## What to do:
Return all the data below as it stands, minus the pictures.

*** The data Section Begins ***

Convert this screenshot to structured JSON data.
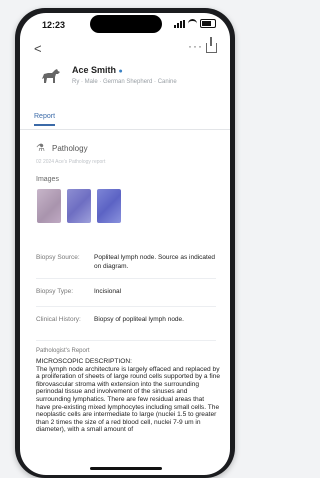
{
  "status_bar": {
    "time": "12:23"
  },
  "nav": {
    "back_label": "<",
    "more_label": "···"
  },
  "patient": {
    "name": "Ace Smith",
    "details": "Ry · Male · German Shepherd · Canine"
  },
  "tabs": [
    {
      "label": "Report"
    }
  ],
  "section": {
    "title": "Pathology",
    "subtitle": "02 2024 Ace's Pathology report"
  },
  "images": {
    "label": "Images",
    "count": 3
  },
  "fields": [
    {
      "key": "Biopsy Source:",
      "value": "Popliteal lymph node. Source as indicated on diagram."
    },
    {
      "key": "Biopsy Type:",
      "value": "Incisional"
    },
    {
      "key": "Clinical History:",
      "value": "Biopsy of popliteal lymph node."
    }
  ],
  "report": {
    "label": "Pathologist's Report",
    "heading": "MICROSCOPIC DESCRIPTION:",
    "body": "The lymph node architecture is largely effaced and replaced by a proliferation of sheets of large round cells supported by a fine fibrovascular stroma with extension into the surrounding perinodal tissue and involvement of the sinuses and surrounding lymphatics. There are few residual areas that have pre-existing mixed lymphocytes including small cells. The neoplastic cells are intermediate to large (nuclei 1.5 to greater than 2 times the size of a red blood cell, nuclei 7-9 um in diameter), with a small amount of"
  }
}
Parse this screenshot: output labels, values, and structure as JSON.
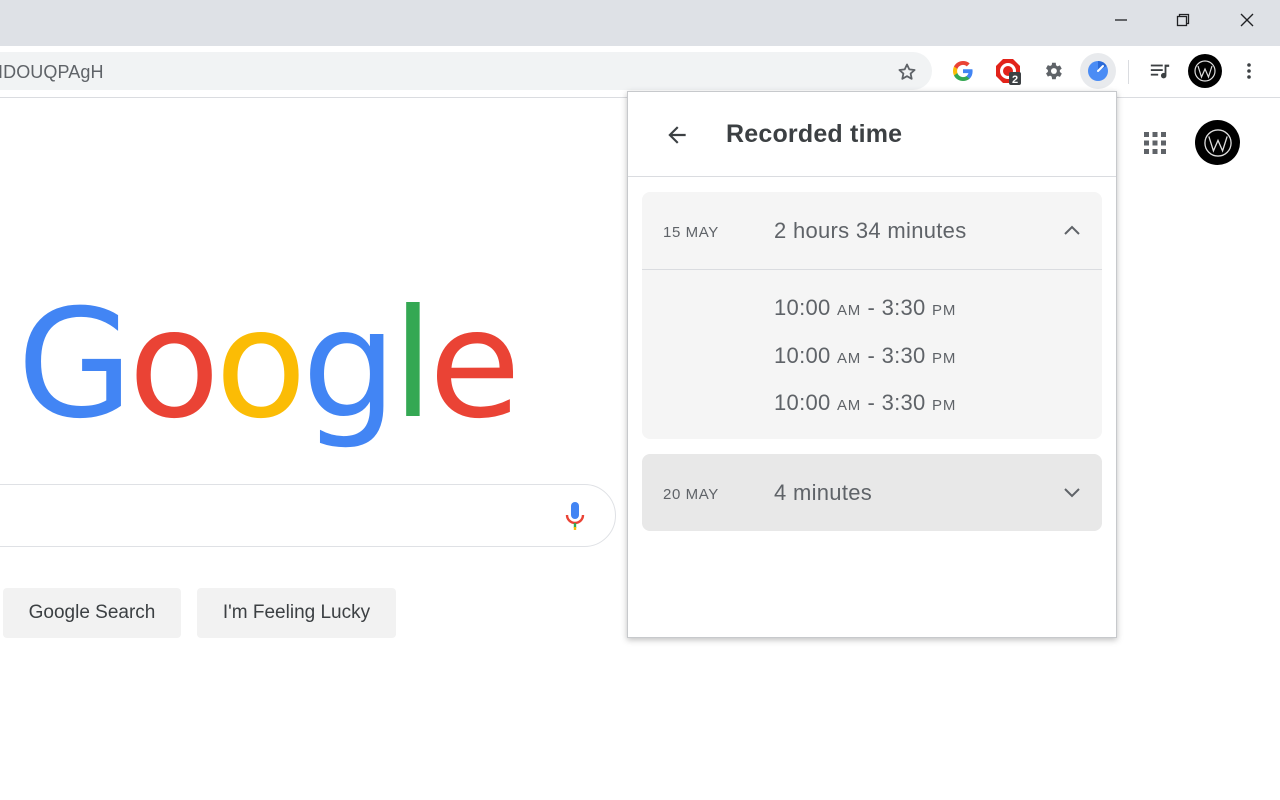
{
  "browser": {
    "address_text": "IDOUQPAgH",
    "extension_badge": "2"
  },
  "page": {
    "logo": {
      "letters": [
        "G",
        "o",
        "o",
        "g",
        "l",
        "e"
      ],
      "colors": [
        "#4285F4",
        "#EA4335",
        "#FBBC05",
        "#4285F4",
        "#34A853",
        "#EA4335"
      ]
    },
    "buttons": {
      "search": "Google Search",
      "lucky": "I'm Feeling Lucky"
    }
  },
  "popup": {
    "title": "Recorded time",
    "days": [
      {
        "date": "15 MAY",
        "total": "2 hours 34 minutes",
        "expanded": true,
        "ranges": [
          {
            "start": "10:00",
            "start_period": "AM",
            "end": "3:30",
            "end_period": "PM"
          },
          {
            "start": "10:00",
            "start_period": "AM",
            "end": "3:30",
            "end_period": "PM"
          },
          {
            "start": "10:00",
            "start_period": "AM",
            "end": "3:30",
            "end_period": "PM"
          }
        ]
      },
      {
        "date": "20 MAY",
        "total": "4 minutes",
        "expanded": false
      }
    ]
  },
  "icons": {
    "minimize": "minimize-icon",
    "restore": "restore-icon",
    "close": "close-icon",
    "bookmark": "star-icon",
    "google_ext": "google-icon",
    "adblock_ext": "adblock-icon",
    "settings_ext": "gear-icon",
    "timer_ext": "clock-icon",
    "media": "media-playlist-icon",
    "menu": "kebab-menu-icon",
    "apps": "apps-grid-icon",
    "mic": "microphone-icon",
    "back": "arrow-back-icon"
  },
  "colors": {
    "titlebar": "#dee1e6",
    "omnibox": "#f1f3f4",
    "card": "#f5f5f5",
    "card_collapsed": "#e8e8e8",
    "text_secondary": "#5f6368"
  }
}
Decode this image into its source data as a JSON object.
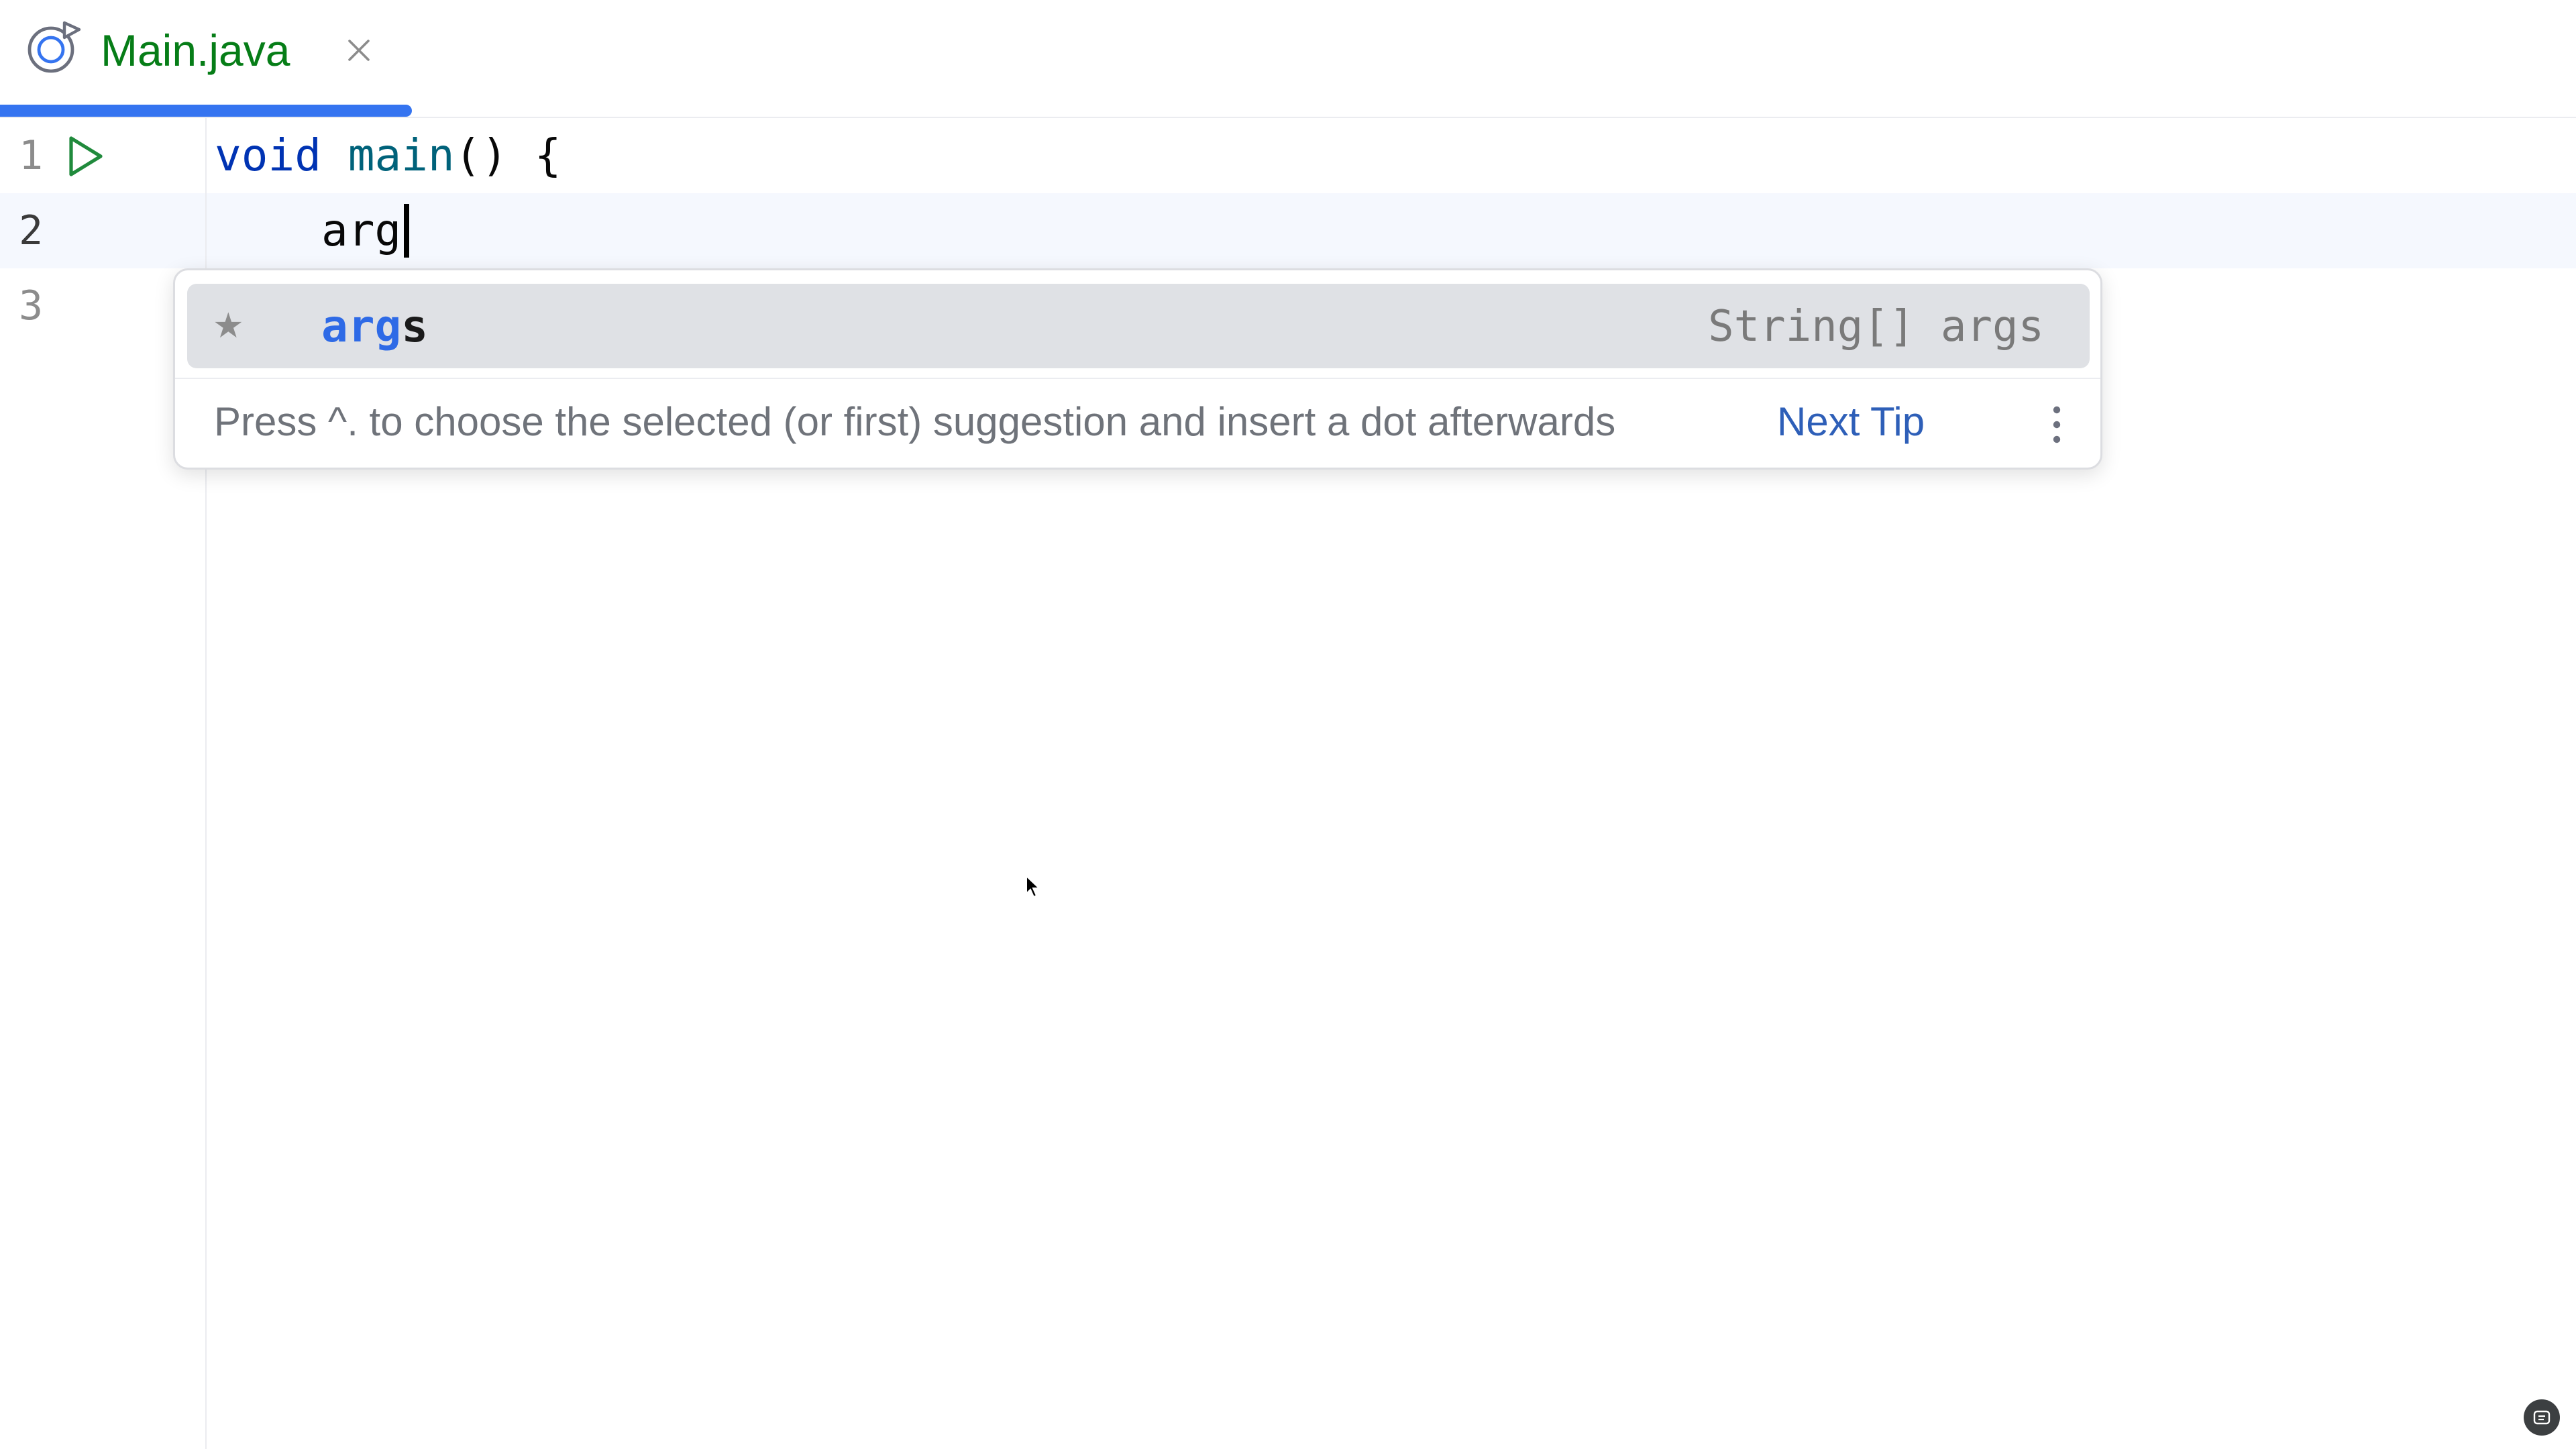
{
  "tab": {
    "title": "Main.java",
    "icon": "java-class-icon",
    "close_icon": "close-icon",
    "accent": "#3574f0",
    "title_color": "#067d17"
  },
  "editor": {
    "line_numbers": [
      "1",
      "2",
      "3"
    ],
    "current_line": 2,
    "line1": {
      "keyword": "void",
      "method": "main",
      "rest": "() {"
    },
    "line2": {
      "indent": "    ",
      "text": "arg"
    },
    "run_icon": "run-gutter-icon"
  },
  "completion": {
    "items": [
      {
        "match": "arg",
        "rest": "s",
        "type": "String[] args",
        "star_icon": "star-icon"
      }
    ],
    "tip": {
      "text": "Press ^. to choose the selected (or first) suggestion and insert a dot afterwards",
      "link": "Next Tip"
    },
    "more_icon": "more-vertical-icon",
    "highlight_color": "#2e6ae6"
  }
}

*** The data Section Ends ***

## Answer to this problem:
Convert this screenshot to structured JSON data.
{
  "status_bar": {
    "time": "12:23"
  },
  "nav": {
    "back_label": "<",
    "more_label": "···"
  },
  "patient": {
    "name": "Ace Smith",
    "details": "Ry · Male · German Shepherd · Canine"
  },
  "tabs": [
    {
      "label": "Report"
    }
  ],
  "section": {
    "title": "Pathology",
    "subtitle": "02 2024 Ace's Pathology report"
  },
  "images": {
    "label": "Images",
    "count": 3
  },
  "fields": [
    {
      "key": "Biopsy Source:",
      "value": "Popliteal lymph node. Source as indicated on diagram."
    },
    {
      "key": "Biopsy Type:",
      "value": "Incisional"
    },
    {
      "key": "Clinical History:",
      "value": "Biopsy of popliteal lymph node."
    }
  ],
  "report": {
    "label": "Pathologist's Report",
    "heading": "MICROSCOPIC DESCRIPTION:",
    "body": "The lymph node architecture is largely effaced and replaced by a proliferation of sheets of large round cells supported by a fine fibrovascular stroma with extension into the surrounding perinodal tissue and involvement of the sinuses and surrounding lymphatics. There are few residual areas that have pre-existing mixed lymphocytes including small cells. The neoplastic cells are intermediate to large (nuclei 1.5 to greater than 2 times the size of a red blood cell, nuclei 7-9 um in diameter), with a small amount of"
  }
}
Parse this screenshot: output labels, values, and structure as JSON.
{
  "browser": {
    "address_text": "IDOUQPAgH",
    "extension_badge": "2"
  },
  "page": {
    "logo": {
      "letters": [
        "G",
        "o",
        "o",
        "g",
        "l",
        "e"
      ],
      "colors": [
        "#4285F4",
        "#EA4335",
        "#FBBC05",
        "#4285F4",
        "#34A853",
        "#EA4335"
      ]
    },
    "buttons": {
      "search": "Google Search",
      "lucky": "I'm Feeling Lucky"
    }
  },
  "popup": {
    "title": "Recorded time",
    "days": [
      {
        "date": "15 MAY",
        "total": "2 hours 34 minutes",
        "expanded": true,
        "ranges": [
          {
            "start": "10:00",
            "start_period": "AM",
            "end": "3:30",
            "end_period": "PM"
          },
          {
            "start": "10:00",
            "start_period": "AM",
            "end": "3:30",
            "end_period": "PM"
          },
          {
            "start": "10:00",
            "start_period": "AM",
            "end": "3:30",
            "end_period": "PM"
          }
        ]
      },
      {
        "date": "20 MAY",
        "total": "4 minutes",
        "expanded": false
      }
    ]
  },
  "icons": {
    "minimize": "minimize-icon",
    "restore": "restore-icon",
    "close": "close-icon",
    "bookmark": "star-icon",
    "google_ext": "google-icon",
    "adblock_ext": "adblock-icon",
    "settings_ext": "gear-icon",
    "timer_ext": "clock-icon",
    "media": "media-playlist-icon",
    "menu": "kebab-menu-icon",
    "apps": "apps-grid-icon",
    "mic": "microphone-icon",
    "back": "arrow-back-icon"
  },
  "colors": {
    "titlebar": "#dee1e6",
    "omnibox": "#f1f3f4",
    "card": "#f5f5f5",
    "card_collapsed": "#e8e8e8",
    "text_secondary": "#5f6368"
  }
}
Decode this image into its source data as a JSON object.
{
  "tab": {
    "title": "Main.java",
    "icon": "java-class-icon",
    "close_icon": "close-icon",
    "accent": "#3574f0",
    "title_color": "#067d17"
  },
  "editor": {
    "line_numbers": [
      "1",
      "2",
      "3"
    ],
    "current_line": 2,
    "line1": {
      "keyword": "void",
      "method": "main",
      "rest": "() {"
    },
    "line2": {
      "indent": "    ",
      "text": "arg"
    },
    "run_icon": "run-gutter-icon"
  },
  "completion": {
    "items": [
      {
        "match": "arg",
        "rest": "s",
        "type": "String[] args",
        "star_icon": "star-icon"
      }
    ],
    "tip": {
      "text": "Press ^. to choose the selected (or first) suggestion and insert a dot afterwards",
      "link": "Next Tip"
    },
    "more_icon": "more-vertical-icon",
    "highlight_color": "#2e6ae6"
  }
}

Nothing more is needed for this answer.